# Records for processing

= = = =

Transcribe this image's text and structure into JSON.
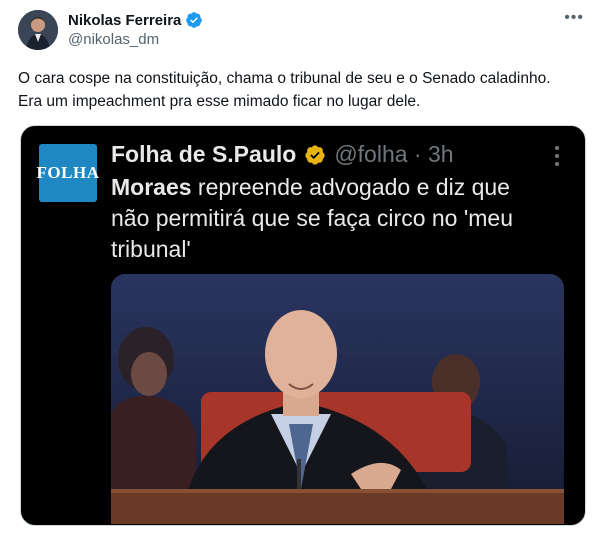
{
  "tweet": {
    "display_name": "Nikolas Ferreira",
    "handle": "@nikolas_dm",
    "more_icon": "ellipsis-icon",
    "text": "O cara cospe na constituição, chama o tribunal de seu e o Senado caladinho. Era um impeachment pra esse mimado ficar no lugar dele."
  },
  "embedded": {
    "logo_text": "FOLHA",
    "name": "Folha de S.Paulo",
    "handle": "@folha · 3h",
    "bold": "Moraes",
    "text_rest": " repreende advogado e diz que não permitirá que se faça circo no 'meu tribunal'"
  },
  "colors": {
    "verified_blue": "#1d9bf0",
    "verified_gold": "#f0b90b",
    "folha_blue": "#1f87c2"
  }
}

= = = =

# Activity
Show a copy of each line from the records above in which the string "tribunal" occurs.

# Worked solution
    "text": "O cara cospe na constituição, chama o tribunal de seu e o Senado caladinho. Era um impeachment pra esse mimado ficar no lugar dele."
    "text_rest": " repreende advogado e diz que não permitirá que se faça circo no 'meu tribunal'"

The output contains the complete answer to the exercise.